Resident Evil: Afterlife (3D) reviewed

Resident Evil: Afterlife is the fourth film in the popular action-horror franchise, based of course on the beloved video games. Most important of all, Afterlife is the first Resident Evil film to be filmed in 3D, and it’s this small fact that helps to make this movie the best and most ridiculously enjoyable in what is otherwise a relatively mediocre series.

Speaking from personal experience, it’s possible to watch Resident Evil: Afterlife without having seen all the other films in the franchise. You also don’t need an intricate knowledge of the Resident Evil games to understand what is going on. There’s ass-kicking, gun-toting Alice (Milla Jovovich) and she travels around a post-Apocalyptic North America, looking for survivors who managed to escape a deadly virus that transformed most of the world’s population into zombies. Along the way Alice makes new friends, blows holes through dozens of undead and has to contend with the sinister Umbrella Corporation, headed by genetically enhance…

Time to Airbend some Resident Evil at SA cinemas this weekend

Five new films open in South Africa today, and these include 2 movies with plenty of geek appeal. We'll get to those in a minute though once we've outlined the other flicks opening today.

First up is local teen comedy Bakgat! 2, an Afrikaans language tale that continues the adventures of dork-turned-rugby-star Wimpie Koekemoer (Ivan Botha) and his friends post-high school. This time Wimpie is wrestling with the decision to accept a rugby contract in England, which will take him away from his love, Katrien (Cherie van der Merwe).

For lovers of Bollywood cinema meanwhile, there's Dabangg, a highly anticipated Hindi action film about a corrupt but fearless cop (Salman Khan) who lives life on his own terms, but comes to learn the importance of family - regardless of how dysfunctional it is.

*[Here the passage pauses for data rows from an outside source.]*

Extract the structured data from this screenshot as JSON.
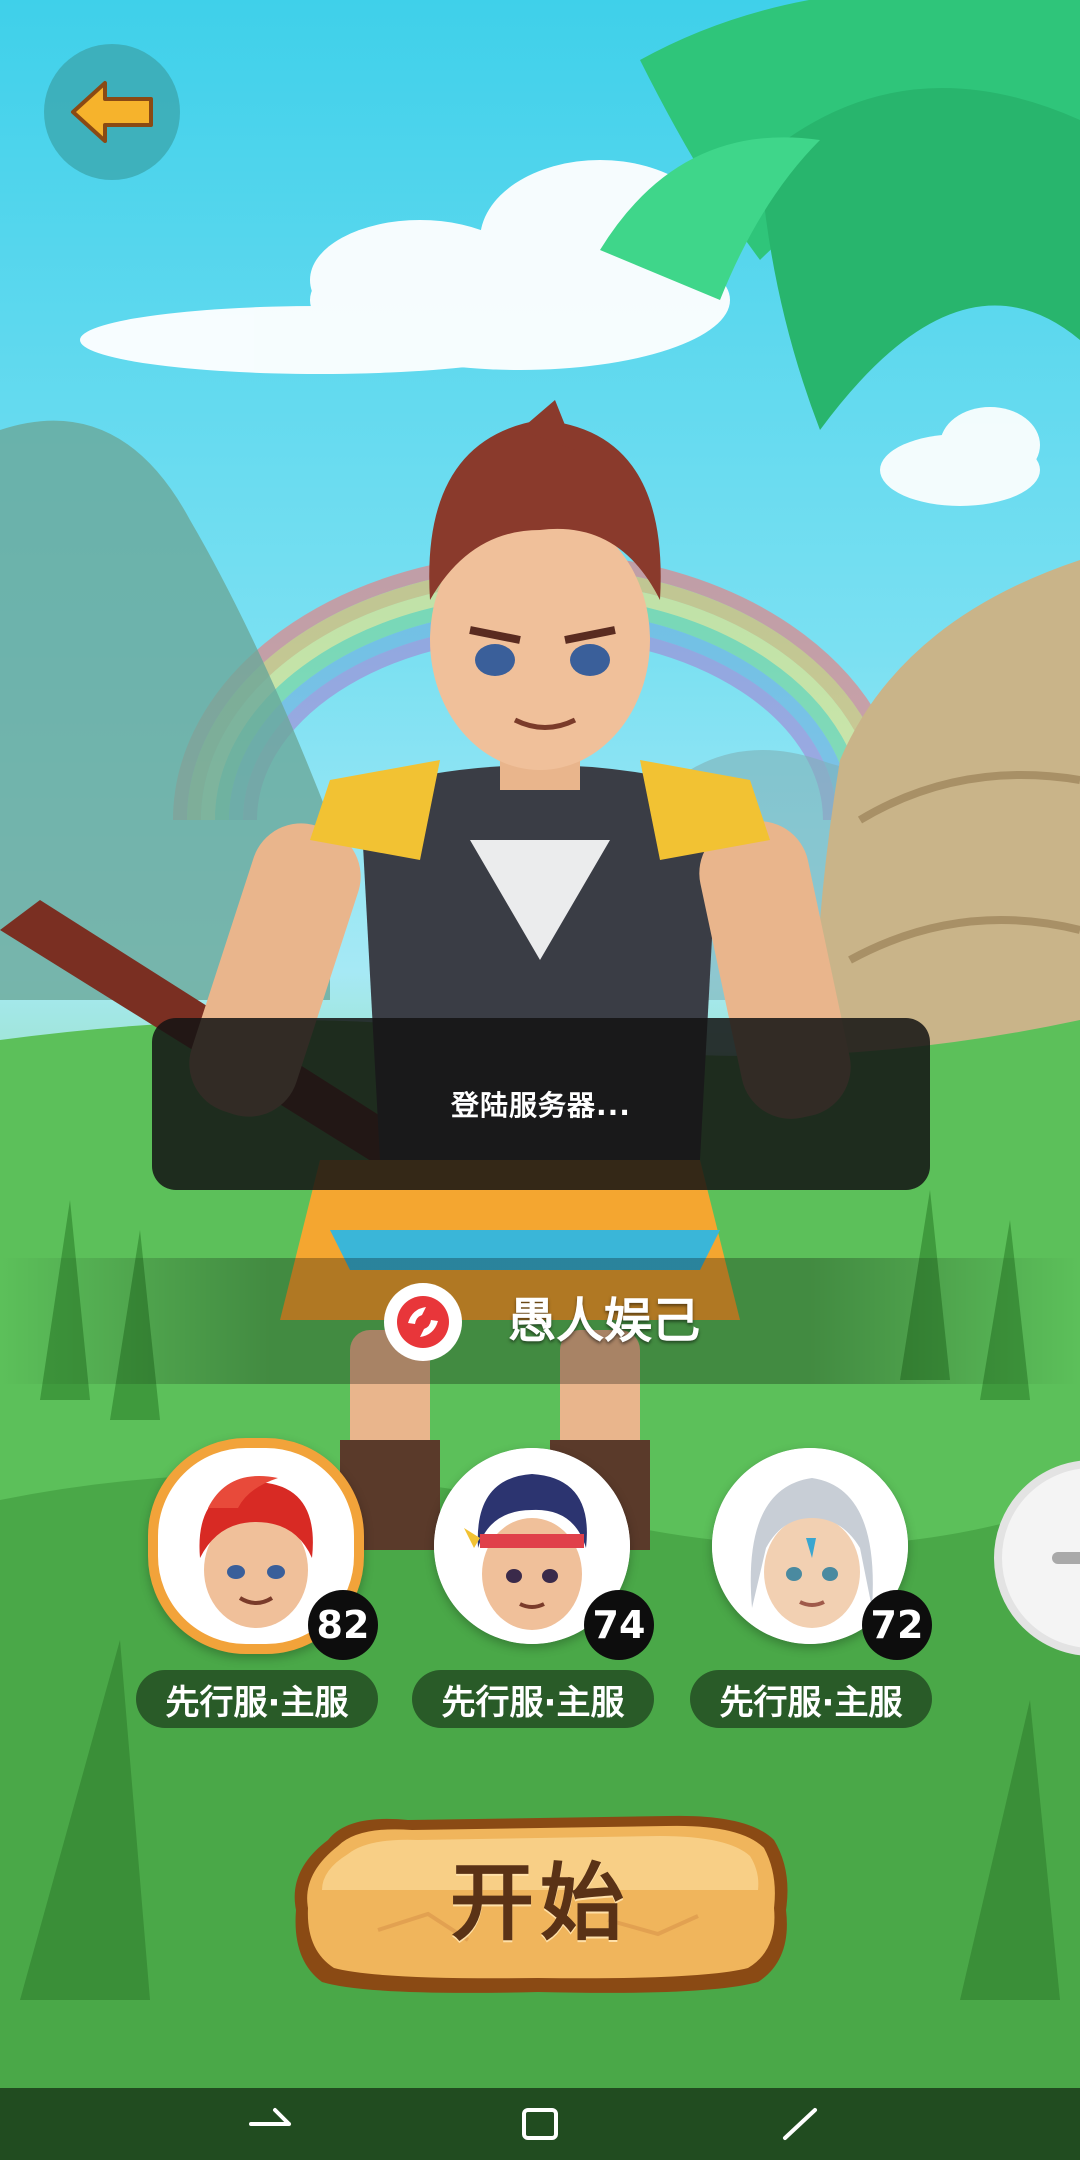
{
  "toast": {
    "message": "登陆服务器..."
  },
  "account": {
    "name": "愚人娱己",
    "icon": "network-logo-icon"
  },
  "roles": [
    {
      "level": "82",
      "server": "先行服·主服",
      "selected": true,
      "hair": "red"
    },
    {
      "level": "74",
      "server": "先行服·主服",
      "selected": false,
      "hair": "navy"
    },
    {
      "level": "72",
      "server": "先行服·主服",
      "selected": false,
      "hair": "silver"
    }
  ],
  "start_button": {
    "label": "开始"
  },
  "icons": {
    "back": "back-arrow-icon",
    "add_role": "plus-icon",
    "nav_back": "nav-back-icon",
    "nav_home": "nav-home-icon",
    "nav_recents": "nav-recents-icon"
  },
  "colors": {
    "sky": "#3fd0ea",
    "grass": "#5bc25a",
    "selected_ring": "#f2a33a",
    "start_button": "#f0b55c",
    "start_text": "#5a3216"
  }
}
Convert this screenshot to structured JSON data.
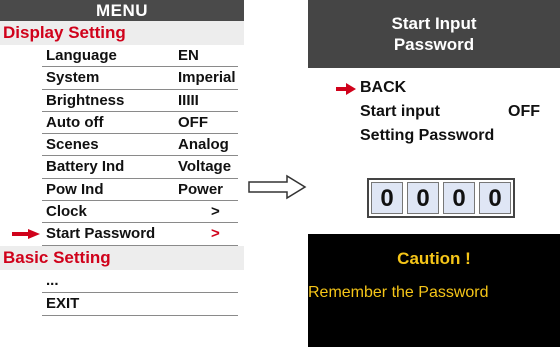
{
  "colors": {
    "header_bg": "#4a4a4a",
    "section_text": "#d0021b",
    "selector": "#d0021b",
    "caution_bg": "#000000",
    "caution_text": "#f5c518",
    "digit_bg": "#dfe6f5"
  },
  "menu": {
    "title": "MENU",
    "display_section": {
      "label": "Display Setting",
      "items": [
        {
          "label": "Language",
          "value": "EN"
        },
        {
          "label": "System",
          "value": "Imperial"
        },
        {
          "label": "Brightness",
          "value": "IIIII"
        },
        {
          "label": "Auto off",
          "value": "OFF"
        },
        {
          "label": "Scenes",
          "value": "Analog"
        },
        {
          "label": "Battery Ind",
          "value": "Voltage"
        },
        {
          "label": "Pow Ind",
          "value": "Power"
        },
        {
          "label": "Clock",
          "value": ">"
        },
        {
          "label": "Start Password",
          "value": ">"
        }
      ],
      "selected_index": 8
    },
    "basic_section": {
      "label": "Basic Setting",
      "items": [
        {
          "label": "..."
        },
        {
          "label": "EXIT"
        }
      ]
    }
  },
  "password_screen": {
    "title_line1": "Start Input",
    "title_line2": "Password",
    "back_label": "BACK",
    "start_input_label": "Start input",
    "start_input_value": "OFF",
    "setting_password_label": "Setting Password",
    "digits": [
      "0",
      "0",
      "0",
      "0"
    ],
    "caution_title": "Caution !",
    "caution_message": "Remember the Password"
  },
  "icons": {
    "selector": "right-arrow-icon",
    "flow": "flow-arrow-icon"
  }
}
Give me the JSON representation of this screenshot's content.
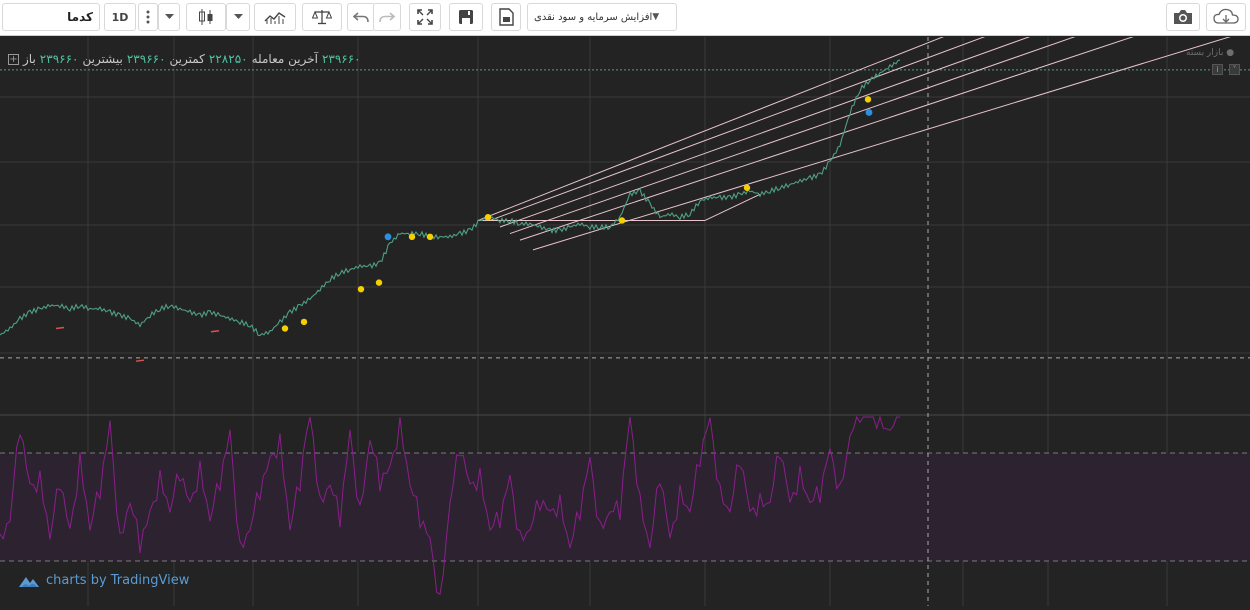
{
  "toolbar": {
    "symbol": "کدما",
    "interval": "1D",
    "layout_name": "افزایش سرمایه و سود نقدی",
    "icons": {
      "more": "more-vertical-icon",
      "interval_caret": "chevron-down-icon",
      "chart_type": "candlestick-icon",
      "chart_type_caret": "chevron-down-icon",
      "indicators": "indicators-icon",
      "compare": "scale-balance-icon",
      "undo": "undo-icon",
      "redo": "redo-icon",
      "fullscreen": "fullscreen-icon",
      "save": "save-icon",
      "load": "load-layout-icon",
      "layout_caret": "chevron-down-icon",
      "snapshot": "camera-icon",
      "cloud": "cloud-download-icon"
    }
  },
  "legend": {
    "open_label": "باز",
    "open_value": "۲۳۹۶۶۰",
    "high_label": "بیشترین",
    "high_value": "۲۳۹۶۶۰",
    "low_label": "کمترین",
    "low_value": "۲۲۸۲۵۰",
    "close_label": "آخرین معامله",
    "close_value": "۲۳۹۶۶۰",
    "toggle_icon": "plus-box-icon"
  },
  "market_status": "بازار بسته",
  "watermark": "charts by TradingView",
  "colors": {
    "background": "#232323",
    "grid": "#3a3a3a",
    "price_line": "#4fa083",
    "down": "#d9534f",
    "channel": "#e8c4cc",
    "marker_yellow": "#f5d000",
    "marker_blue": "#2d8fe0",
    "oscillator": "#8a1f8c",
    "oscillator_band": "#2d2230",
    "legend_value": "#4fc3a1",
    "legend_label": "#c8c8c8"
  },
  "chart_data": {
    "type": "line",
    "price_series": {
      "x": [
        0,
        10,
        20,
        30,
        40,
        50,
        60,
        70,
        80,
        90,
        100,
        110,
        120,
        130,
        140,
        150,
        160,
        170,
        180,
        190,
        200,
        210,
        220,
        230,
        240,
        250,
        260,
        270,
        280,
        290,
        300,
        310,
        320,
        330,
        340,
        350,
        360,
        370,
        380,
        390,
        400,
        410,
        420,
        430,
        440,
        450,
        460,
        470,
        480,
        490,
        500,
        510,
        520,
        530,
        540,
        550,
        560,
        570,
        580,
        590,
        600,
        610,
        620,
        630,
        640,
        650,
        660,
        670,
        680,
        690,
        700,
        710,
        720,
        730,
        740,
        750,
        760,
        770,
        780,
        790,
        800,
        810,
        820,
        830,
        840,
        850,
        860,
        870,
        880,
        890,
        900
      ],
      "y": [
        22,
        24,
        27,
        29,
        30,
        31,
        31,
        30,
        31,
        30,
        30,
        29,
        28,
        27,
        25,
        28,
        30,
        31,
        30,
        29,
        28,
        29,
        28,
        27,
        26,
        25,
        22,
        23,
        26,
        29,
        31,
        33,
        36,
        39,
        41,
        42,
        43,
        43,
        44,
        50,
        53,
        53,
        53,
        52,
        52,
        52,
        53,
        54,
        57,
        58,
        57,
        57,
        56,
        56,
        55,
        54,
        54,
        55,
        56,
        55,
        55,
        55,
        58,
        65,
        66,
        62,
        58,
        59,
        58,
        59,
        63,
        64,
        64,
        64,
        65,
        66,
        65,
        66,
        67,
        68,
        69,
        70,
        71,
        75,
        80,
        90,
        97,
        100,
        102,
        104,
        106
      ]
    },
    "down_ticks": [
      {
        "x": 60,
        "y": 24
      },
      {
        "x": 140,
        "y": 14
      },
      {
        "x": 215,
        "y": 23
      }
    ],
    "markers_yellow": [
      {
        "x": 285,
        "y": 24
      },
      {
        "x": 304,
        "y": 26
      },
      {
        "x": 361,
        "y": 36
      },
      {
        "x": 379,
        "y": 38
      },
      {
        "x": 412,
        "y": 52
      },
      {
        "x": 430,
        "y": 52
      },
      {
        "x": 488,
        "y": 58
      },
      {
        "x": 622,
        "y": 57
      },
      {
        "x": 747,
        "y": 67
      },
      {
        "x": 868,
        "y": 94
      }
    ],
    "markers_blue": [
      {
        "x": 388,
        "y": 52
      },
      {
        "x": 869,
        "y": 90
      }
    ],
    "channel_lines": [
      {
        "x1": 478,
        "y1": 57,
        "x2": 1083,
        "y2": 130
      },
      {
        "x1": 490,
        "y1": 57,
        "x2": 1133,
        "y2": 130
      },
      {
        "x1": 500,
        "y1": 55,
        "x2": 1183,
        "y2": 130
      },
      {
        "x1": 510,
        "y1": 53,
        "x2": 1233,
        "y2": 130
      },
      {
        "x1": 520,
        "y1": 51,
        "x2": 1250,
        "y2": 125
      },
      {
        "x1": 533,
        "y1": 48,
        "x2": 1250,
        "y2": 115
      }
    ],
    "channel_bottom": {
      "x1": 478,
      "y1": 57,
      "x2": 705,
      "y2": 57
    },
    "channel_side": {
      "x1": 705,
      "y1": 57,
      "x2": 760,
      "y2": 65
    },
    "current_price": 103,
    "y_range": [
      0,
      110
    ],
    "x_range": [
      0,
      1250
    ],
    "crosshair_x": 928,
    "crosshair_price": 15,
    "oscillator": {
      "upper_band": 80,
      "lower_band": 20,
      "range": [
        0,
        100
      ],
      "x": [
        0,
        10,
        20,
        30,
        40,
        50,
        60,
        70,
        80,
        90,
        100,
        110,
        120,
        130,
        140,
        150,
        160,
        170,
        180,
        190,
        200,
        210,
        220,
        230,
        240,
        250,
        260,
        270,
        280,
        290,
        300,
        310,
        320,
        330,
        340,
        350,
        360,
        370,
        380,
        390,
        400,
        410,
        420,
        430,
        440,
        450,
        460,
        470,
        480,
        490,
        500,
        510,
        520,
        530,
        540,
        550,
        560,
        570,
        580,
        590,
        600,
        610,
        620,
        630,
        640,
        650,
        660,
        670,
        680,
        690,
        700,
        710,
        720,
        730,
        740,
        750,
        760,
        770,
        780,
        790,
        800,
        810,
        820,
        830,
        840,
        850,
        860,
        870,
        880,
        890,
        900
      ],
      "y": [
        35,
        50,
        90,
        55,
        70,
        40,
        60,
        30,
        80,
        45,
        55,
        90,
        35,
        60,
        25,
        40,
        70,
        55,
        65,
        45,
        75,
        50,
        60,
        85,
        30,
        45,
        55,
        70,
        90,
        45,
        60,
        100,
        55,
        70,
        40,
        85,
        50,
        95,
        60,
        65,
        100,
        70,
        40,
        25,
        0,
        60,
        80,
        55,
        70,
        45,
        40,
        60,
        35,
        45,
        50,
        40,
        55,
        35,
        45,
        70,
        40,
        55,
        45,
        95,
        55,
        35,
        65,
        25,
        60,
        55,
        75,
        92,
        60,
        55,
        75,
        40,
        55,
        60,
        80,
        45,
        70,
        60,
        55,
        75,
        60,
        97,
        100,
        95,
        100,
        100,
        100
      ]
    }
  }
}
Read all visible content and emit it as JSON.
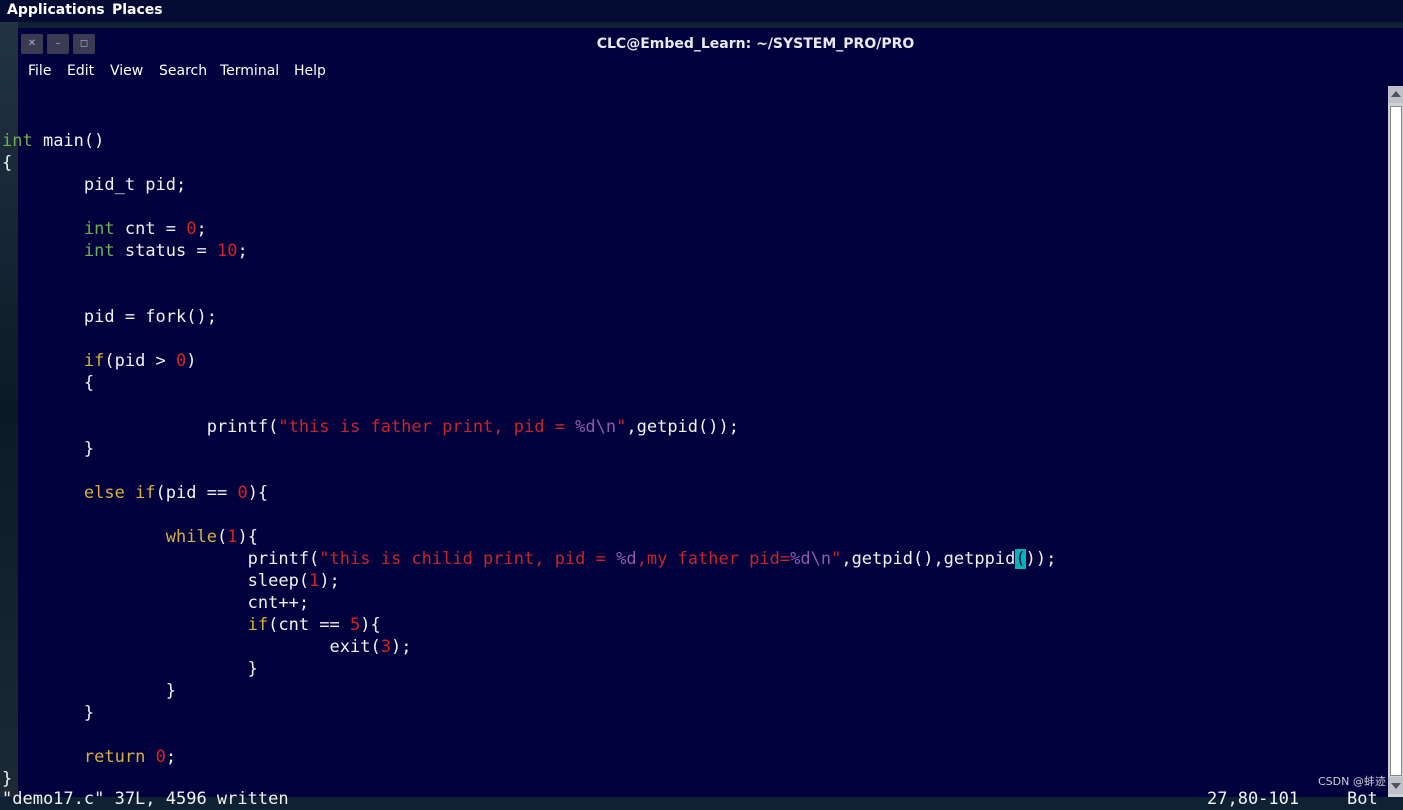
{
  "top_panel": {
    "applications_label": "Applications",
    "places_label": "Places"
  },
  "window": {
    "title": "CLC@Embed_Learn: ~/SYSTEM_PRO/PRO",
    "close_glyph": "✕",
    "minimize_glyph": "–",
    "maximize_glyph": "◻"
  },
  "menu": {
    "items": [
      "File",
      "Edit",
      "View",
      "Search",
      "Terminal",
      "Help"
    ]
  },
  "code": {
    "l1": {
      "kw": "int",
      "rest": " main()"
    },
    "l2": "{",
    "l3": "        pid_t pid;",
    "l4": {
      "kw": "int",
      "a": " cnt = ",
      "num": "0",
      "b": ";"
    },
    "l5": {
      "kw": "int",
      "a": " status = ",
      "num": "10",
      "b": ";"
    },
    "l6": "        pid = fork();",
    "l7": {
      "kw": "if",
      "a": "(pid > ",
      "num": "0",
      "b": ")"
    },
    "l8": "        {",
    "l9": {
      "a": "printf(",
      "str": "\"this is father print, pid = ",
      "esc": "%d\\n",
      "strend": "\"",
      "b": ",getpid());"
    },
    "l10": "        }",
    "l11": {
      "kw": "else if",
      "a": "(pid == ",
      "num": "0",
      "b": "){"
    },
    "l12": {
      "kw": "while",
      "a": "(",
      "num": "1",
      "b": "){"
    },
    "l13": {
      "a": "printf(",
      "str": "\"this is chilid print, pid = ",
      "esc1": "%d",
      "str2": ",my father pid=",
      "esc2": "%d\\n",
      "strend": "\"",
      "b": ",getpid(),getppid",
      "cursor": "(",
      "c": ")",
      "d": ");"
    },
    "l14": {
      "a": "sleep(",
      "num": "1",
      "b": ");"
    },
    "l15": "cnt++;",
    "l16": {
      "kw": "if",
      "a": "(cnt == ",
      "num": "5",
      "b": "){"
    },
    "l17": {
      "a": "exit(",
      "num": "3",
      "b": ");"
    },
    "l18": "}",
    "l19": "}",
    "l20": "        }",
    "l21": {
      "kw": "return",
      "a": " ",
      "num": "0",
      "b": ";"
    },
    "l22": "}"
  },
  "status_line": {
    "left": "\"demo17.c\" 37L, 4596 written",
    "position": "27,80-101",
    "scroll": "Bot"
  },
  "watermark": "CSDN @蚌迹",
  "colors": {
    "background": "#01013d",
    "keyword": "#6fb04a",
    "keyword_control": "#d8b040",
    "number": "#d72222",
    "string": "#c8252a",
    "escape": "#8f5ca8",
    "cursor": "#00b5b5"
  }
}
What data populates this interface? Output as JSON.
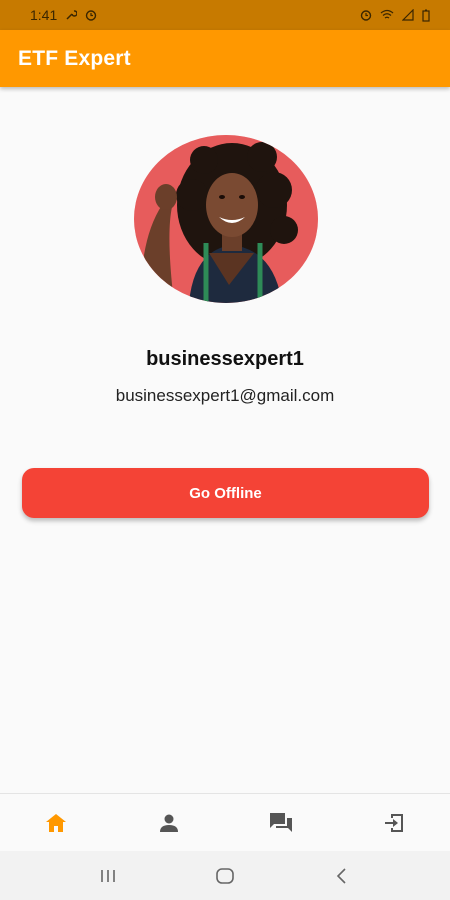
{
  "status_bar": {
    "time": "1:41",
    "left_icons": [
      "wrench-icon",
      "alarm-icon"
    ],
    "right_icons": [
      "alarm-icon",
      "wifi-icon",
      "signal-icon",
      "battery-icon"
    ]
  },
  "app_bar": {
    "title": "ETF Expert",
    "color": "#ff9800"
  },
  "profile": {
    "avatar_icon": "profile-photo",
    "username": "businessexpert1",
    "email": "businessexpert1@gmail.com"
  },
  "actions": {
    "offline_label": "Go Offline",
    "offline_color": "#f44336"
  },
  "bottom_nav": {
    "items": [
      {
        "icon": "home-icon",
        "active": true
      },
      {
        "icon": "person-icon",
        "active": false
      },
      {
        "icon": "chat-icon",
        "active": false
      },
      {
        "icon": "logout-icon",
        "active": false
      }
    ],
    "active_color": "#ff9800",
    "inactive_color": "#555555"
  },
  "system_nav": {
    "buttons": [
      "recents-icon",
      "home-circle-icon",
      "back-icon"
    ]
  }
}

Selected Ster Kinekor cinemas meanwhile are screening animated film The Living Forest for little kiddies. This Spanish production centres on a shy little mole who has to rescue his friends fro…